> _Try it_: Take every record and write it out again exactly, with no images included.

> _Extracted information_:
:::

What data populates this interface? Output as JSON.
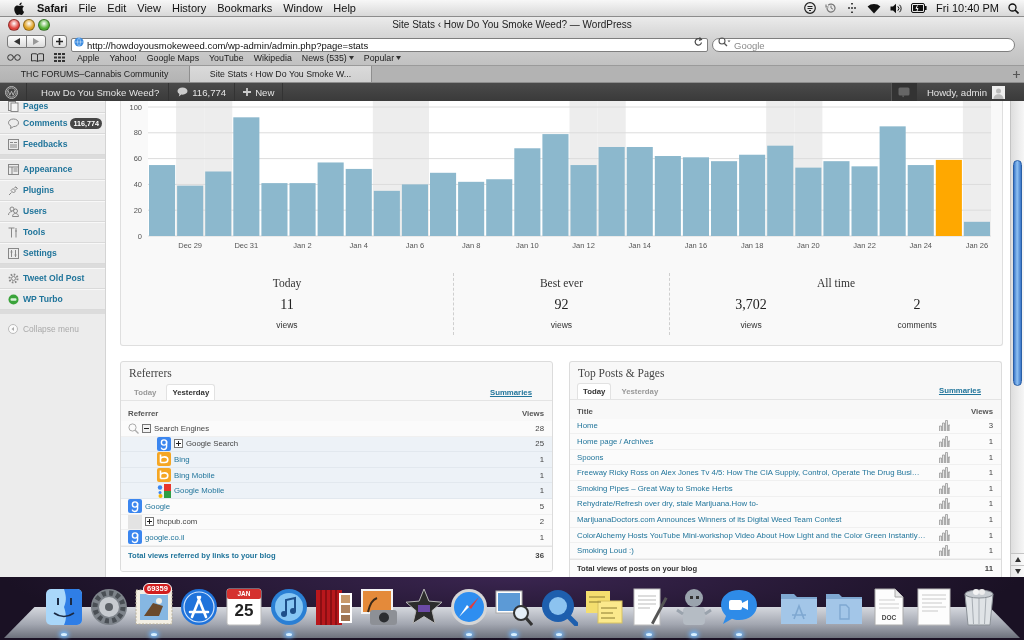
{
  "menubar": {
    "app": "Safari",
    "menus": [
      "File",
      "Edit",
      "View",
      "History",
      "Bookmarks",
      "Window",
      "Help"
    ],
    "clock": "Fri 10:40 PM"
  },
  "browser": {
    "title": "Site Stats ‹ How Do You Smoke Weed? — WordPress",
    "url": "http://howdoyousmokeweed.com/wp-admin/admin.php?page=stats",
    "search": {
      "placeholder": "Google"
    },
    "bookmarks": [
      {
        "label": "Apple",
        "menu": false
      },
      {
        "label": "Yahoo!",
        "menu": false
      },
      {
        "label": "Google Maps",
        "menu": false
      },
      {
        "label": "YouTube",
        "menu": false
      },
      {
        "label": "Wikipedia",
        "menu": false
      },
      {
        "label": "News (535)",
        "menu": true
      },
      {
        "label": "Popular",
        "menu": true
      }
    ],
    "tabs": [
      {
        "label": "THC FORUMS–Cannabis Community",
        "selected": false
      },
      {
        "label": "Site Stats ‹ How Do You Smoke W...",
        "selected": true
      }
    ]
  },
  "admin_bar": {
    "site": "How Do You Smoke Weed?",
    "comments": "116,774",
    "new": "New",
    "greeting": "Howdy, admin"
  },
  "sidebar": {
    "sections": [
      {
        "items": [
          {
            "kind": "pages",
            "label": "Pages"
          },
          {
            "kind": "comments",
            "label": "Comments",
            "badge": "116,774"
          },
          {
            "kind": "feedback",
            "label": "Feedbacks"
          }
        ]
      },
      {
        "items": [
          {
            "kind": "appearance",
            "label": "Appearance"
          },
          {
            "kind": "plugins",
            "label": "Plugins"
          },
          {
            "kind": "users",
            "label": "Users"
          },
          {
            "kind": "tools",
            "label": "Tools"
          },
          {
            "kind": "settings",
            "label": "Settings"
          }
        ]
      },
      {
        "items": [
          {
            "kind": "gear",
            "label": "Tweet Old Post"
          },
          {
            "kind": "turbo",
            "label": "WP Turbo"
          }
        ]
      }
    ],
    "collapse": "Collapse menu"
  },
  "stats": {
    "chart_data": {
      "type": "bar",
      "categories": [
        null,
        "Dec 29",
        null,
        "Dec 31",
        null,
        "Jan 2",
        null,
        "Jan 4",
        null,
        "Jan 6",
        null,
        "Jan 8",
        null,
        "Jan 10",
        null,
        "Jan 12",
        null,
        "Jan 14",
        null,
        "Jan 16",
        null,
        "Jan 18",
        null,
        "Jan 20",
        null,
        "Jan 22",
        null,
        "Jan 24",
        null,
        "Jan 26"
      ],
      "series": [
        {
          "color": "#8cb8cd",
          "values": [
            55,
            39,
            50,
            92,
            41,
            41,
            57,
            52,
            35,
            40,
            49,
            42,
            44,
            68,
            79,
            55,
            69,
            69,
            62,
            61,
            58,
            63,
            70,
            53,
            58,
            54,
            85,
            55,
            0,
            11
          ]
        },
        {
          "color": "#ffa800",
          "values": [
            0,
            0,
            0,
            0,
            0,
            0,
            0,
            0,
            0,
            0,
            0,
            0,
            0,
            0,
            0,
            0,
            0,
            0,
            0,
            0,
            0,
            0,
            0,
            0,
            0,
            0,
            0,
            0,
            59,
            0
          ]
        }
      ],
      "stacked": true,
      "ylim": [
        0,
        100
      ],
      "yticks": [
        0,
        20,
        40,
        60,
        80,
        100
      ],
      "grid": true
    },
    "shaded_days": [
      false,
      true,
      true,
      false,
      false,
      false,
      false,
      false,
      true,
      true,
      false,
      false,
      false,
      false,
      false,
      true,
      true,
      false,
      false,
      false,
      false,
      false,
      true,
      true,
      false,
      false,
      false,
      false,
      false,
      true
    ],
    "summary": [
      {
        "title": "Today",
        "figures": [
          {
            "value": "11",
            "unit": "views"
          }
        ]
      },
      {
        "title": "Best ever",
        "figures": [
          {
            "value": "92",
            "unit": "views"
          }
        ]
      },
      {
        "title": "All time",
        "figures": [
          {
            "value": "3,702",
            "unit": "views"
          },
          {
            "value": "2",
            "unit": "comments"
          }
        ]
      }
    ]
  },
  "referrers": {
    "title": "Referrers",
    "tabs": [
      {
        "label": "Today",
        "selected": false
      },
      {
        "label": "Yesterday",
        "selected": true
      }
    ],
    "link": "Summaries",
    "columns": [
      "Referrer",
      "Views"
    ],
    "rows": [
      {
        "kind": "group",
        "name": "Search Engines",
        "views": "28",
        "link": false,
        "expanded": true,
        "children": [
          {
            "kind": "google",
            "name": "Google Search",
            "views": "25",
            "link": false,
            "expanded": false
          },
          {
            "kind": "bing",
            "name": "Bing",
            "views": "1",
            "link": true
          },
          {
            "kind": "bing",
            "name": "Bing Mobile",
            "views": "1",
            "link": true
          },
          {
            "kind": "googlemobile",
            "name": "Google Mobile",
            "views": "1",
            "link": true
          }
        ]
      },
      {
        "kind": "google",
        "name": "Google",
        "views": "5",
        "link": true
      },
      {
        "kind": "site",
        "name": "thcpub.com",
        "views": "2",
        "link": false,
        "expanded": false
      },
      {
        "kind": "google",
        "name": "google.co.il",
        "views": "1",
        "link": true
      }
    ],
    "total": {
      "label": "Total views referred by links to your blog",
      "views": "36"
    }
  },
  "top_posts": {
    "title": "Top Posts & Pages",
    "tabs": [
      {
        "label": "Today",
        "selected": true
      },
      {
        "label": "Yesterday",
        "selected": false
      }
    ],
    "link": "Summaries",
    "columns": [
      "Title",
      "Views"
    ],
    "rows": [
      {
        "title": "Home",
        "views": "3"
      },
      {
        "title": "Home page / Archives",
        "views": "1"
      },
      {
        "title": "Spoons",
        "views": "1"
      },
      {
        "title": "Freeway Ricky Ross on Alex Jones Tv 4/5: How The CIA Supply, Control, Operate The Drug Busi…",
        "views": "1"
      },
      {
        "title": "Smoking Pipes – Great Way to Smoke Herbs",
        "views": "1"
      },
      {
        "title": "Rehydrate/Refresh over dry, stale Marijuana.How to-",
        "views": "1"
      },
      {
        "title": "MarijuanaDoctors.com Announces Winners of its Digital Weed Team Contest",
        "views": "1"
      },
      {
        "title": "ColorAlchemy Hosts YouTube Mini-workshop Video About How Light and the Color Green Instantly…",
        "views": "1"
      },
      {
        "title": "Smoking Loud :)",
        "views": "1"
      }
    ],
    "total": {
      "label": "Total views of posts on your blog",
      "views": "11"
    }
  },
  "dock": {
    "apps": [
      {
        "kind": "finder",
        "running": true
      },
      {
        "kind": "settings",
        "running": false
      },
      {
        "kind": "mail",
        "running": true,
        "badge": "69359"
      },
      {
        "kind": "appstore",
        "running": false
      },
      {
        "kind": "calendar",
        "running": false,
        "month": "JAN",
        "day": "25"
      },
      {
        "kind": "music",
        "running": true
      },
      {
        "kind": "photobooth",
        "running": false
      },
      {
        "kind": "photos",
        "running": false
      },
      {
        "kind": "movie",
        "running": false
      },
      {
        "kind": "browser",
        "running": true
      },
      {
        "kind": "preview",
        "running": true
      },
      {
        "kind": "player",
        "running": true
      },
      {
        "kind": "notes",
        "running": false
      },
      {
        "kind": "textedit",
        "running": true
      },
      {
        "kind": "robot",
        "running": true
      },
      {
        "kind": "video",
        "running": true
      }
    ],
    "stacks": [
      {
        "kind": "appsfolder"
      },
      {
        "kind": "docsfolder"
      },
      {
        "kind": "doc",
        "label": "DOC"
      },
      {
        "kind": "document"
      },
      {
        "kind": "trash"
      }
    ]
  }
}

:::

> _Exercise solution_:
What data populates this interface? Output as JSON.
{
  "menubar": {
    "app": "Safari",
    "menus": [
      "File",
      "Edit",
      "View",
      "History",
      "Bookmarks",
      "Window",
      "Help"
    ],
    "clock": "Fri 10:40 PM"
  },
  "browser": {
    "title": "Site Stats ‹ How Do You Smoke Weed? — WordPress",
    "url": "http://howdoyousmokeweed.com/wp-admin/admin.php?page=stats",
    "search": {
      "placeholder": "Google"
    },
    "bookmarks": [
      {
        "label": "Apple",
        "menu": false
      },
      {
        "label": "Yahoo!",
        "menu": false
      },
      {
        "label": "Google Maps",
        "menu": false
      },
      {
        "label": "YouTube",
        "menu": false
      },
      {
        "label": "Wikipedia",
        "menu": false
      },
      {
        "label": "News (535)",
        "menu": true
      },
      {
        "label": "Popular",
        "menu": true
      }
    ],
    "tabs": [
      {
        "label": "THC FORUMS–Cannabis Community",
        "selected": false
      },
      {
        "label": "Site Stats ‹ How Do You Smoke W...",
        "selected": true
      }
    ]
  },
  "admin_bar": {
    "site": "How Do You Smoke Weed?",
    "comments": "116,774",
    "new": "New",
    "greeting": "Howdy, admin"
  },
  "sidebar": {
    "sections": [
      {
        "items": [
          {
            "kind": "pages",
            "label": "Pages"
          },
          {
            "kind": "comments",
            "label": "Comments",
            "badge": "116,774"
          },
          {
            "kind": "feedback",
            "label": "Feedbacks"
          }
        ]
      },
      {
        "items": [
          {
            "kind": "appearance",
            "label": "Appearance"
          },
          {
            "kind": "plugins",
            "label": "Plugins"
          },
          {
            "kind": "users",
            "label": "Users"
          },
          {
            "kind": "tools",
            "label": "Tools"
          },
          {
            "kind": "settings",
            "label": "Settings"
          }
        ]
      },
      {
        "items": [
          {
            "kind": "gear",
            "label": "Tweet Old Post"
          },
          {
            "kind": "turbo",
            "label": "WP Turbo"
          }
        ]
      }
    ],
    "collapse": "Collapse menu"
  },
  "stats": {
    "chart_data": {
      "type": "bar",
      "categories": [
        null,
        "Dec 29",
        null,
        "Dec 31",
        null,
        "Jan 2",
        null,
        "Jan 4",
        null,
        "Jan 6",
        null,
        "Jan 8",
        null,
        "Jan 10",
        null,
        "Jan 12",
        null,
        "Jan 14",
        null,
        "Jan 16",
        null,
        "Jan 18",
        null,
        "Jan 20",
        null,
        "Jan 22",
        null,
        "Jan 24",
        null,
        "Jan 26"
      ],
      "series": [
        {
          "color": "#8cb8cd",
          "values": [
            55,
            39,
            50,
            92,
            41,
            41,
            57,
            52,
            35,
            40,
            49,
            42,
            44,
            68,
            79,
            55,
            69,
            69,
            62,
            61,
            58,
            63,
            70,
            53,
            58,
            54,
            85,
            55,
            0,
            11
          ]
        },
        {
          "color": "#ffa800",
          "values": [
            0,
            0,
            0,
            0,
            0,
            0,
            0,
            0,
            0,
            0,
            0,
            0,
            0,
            0,
            0,
            0,
            0,
            0,
            0,
            0,
            0,
            0,
            0,
            0,
            0,
            0,
            0,
            0,
            59,
            0
          ]
        }
      ],
      "stacked": true,
      "ylim": [
        0,
        100
      ],
      "yticks": [
        0,
        20,
        40,
        60,
        80,
        100
      ],
      "grid": true
    },
    "shaded_days": [
      false,
      true,
      true,
      false,
      false,
      false,
      false,
      false,
      true,
      true,
      false,
      false,
      false,
      false,
      false,
      true,
      true,
      false,
      false,
      false,
      false,
      false,
      true,
      true,
      false,
      false,
      false,
      false,
      false,
      true
    ],
    "summary": [
      {
        "title": "Today",
        "figures": [
          {
            "value": "11",
            "unit": "views"
          }
        ]
      },
      {
        "title": "Best ever",
        "figures": [
          {
            "value": "92",
            "unit": "views"
          }
        ]
      },
      {
        "title": "All time",
        "figures": [
          {
            "value": "3,702",
            "unit": "views"
          },
          {
            "value": "2",
            "unit": "comments"
          }
        ]
      }
    ]
  },
  "referrers": {
    "title": "Referrers",
    "tabs": [
      {
        "label": "Today",
        "selected": false
      },
      {
        "label": "Yesterday",
        "selected": true
      }
    ],
    "link": "Summaries",
    "columns": [
      "Referrer",
      "Views"
    ],
    "rows": [
      {
        "kind": "group",
        "name": "Search Engines",
        "views": "28",
        "link": false,
        "expanded": true,
        "children": [
          {
            "kind": "google",
            "name": "Google Search",
            "views": "25",
            "link": false,
            "expanded": false
          },
          {
            "kind": "bing",
            "name": "Bing",
            "views": "1",
            "link": true
          },
          {
            "kind": "bing",
            "name": "Bing Mobile",
            "views": "1",
            "link": true
          },
          {
            "kind": "googlemobile",
            "name": "Google Mobile",
            "views": "1",
            "link": true
          }
        ]
      },
      {
        "kind": "google",
        "name": "Google",
        "views": "5",
        "link": true
      },
      {
        "kind": "site",
        "name": "thcpub.com",
        "views": "2",
        "link": false,
        "expanded": false
      },
      {
        "kind": "google",
        "name": "google.co.il",
        "views": "1",
        "link": true
      }
    ],
    "total": {
      "label": "Total views referred by links to your blog",
      "views": "36"
    }
  },
  "top_posts": {
    "title": "Top Posts & Pages",
    "tabs": [
      {
        "label": "Today",
        "selected": true
      },
      {
        "label": "Yesterday",
        "selected": false
      }
    ],
    "link": "Summaries",
    "columns": [
      "Title",
      "Views"
    ],
    "rows": [
      {
        "title": "Home",
        "views": "3"
      },
      {
        "title": "Home page / Archives",
        "views": "1"
      },
      {
        "title": "Spoons",
        "views": "1"
      },
      {
        "title": "Freeway Ricky Ross on Alex Jones Tv 4/5: How The CIA Supply, Control, Operate The Drug Busi…",
        "views": "1"
      },
      {
        "title": "Smoking Pipes – Great Way to Smoke Herbs",
        "views": "1"
      },
      {
        "title": "Rehydrate/Refresh over dry, stale Marijuana.How to-",
        "views": "1"
      },
      {
        "title": "MarijuanaDoctors.com Announces Winners of its Digital Weed Team Contest",
        "views": "1"
      },
      {
        "title": "ColorAlchemy Hosts YouTube Mini-workshop Video About How Light and the Color Green Instantly…",
        "views": "1"
      },
      {
        "title": "Smoking Loud :)",
        "views": "1"
      }
    ],
    "total": {
      "label": "Total views of posts on your blog",
      "views": "11"
    }
  },
  "dock": {
    "apps": [
      {
        "kind": "finder",
        "running": true
      },
      {
        "kind": "settings",
        "running": false
      },
      {
        "kind": "mail",
        "running": true,
        "badge": "69359"
      },
      {
        "kind": "appstore",
        "running": false
      },
      {
        "kind": "calendar",
        "running": false,
        "month": "JAN",
        "day": "25"
      },
      {
        "kind": "music",
        "running": true
      },
      {
        "kind": "photobooth",
        "running": false
      },
      {
        "kind": "photos",
        "running": false
      },
      {
        "kind": "movie",
        "running": false
      },
      {
        "kind": "browser",
        "running": true
      },
      {
        "kind": "preview",
        "running": true
      },
      {
        "kind": "player",
        "running": true
      },
      {
        "kind": "notes",
        "running": false
      },
      {
        "kind": "textedit",
        "running": true
      },
      {
        "kind": "robot",
        "running": true
      },
      {
        "kind": "video",
        "running": true
      }
    ],
    "stacks": [
      {
        "kind": "appsfolder"
      },
      {
        "kind": "docsfolder"
      },
      {
        "kind": "doc",
        "label": "DOC"
      },
      {
        "kind": "document"
      },
      {
        "kind": "trash"
      }
    ]
  }
}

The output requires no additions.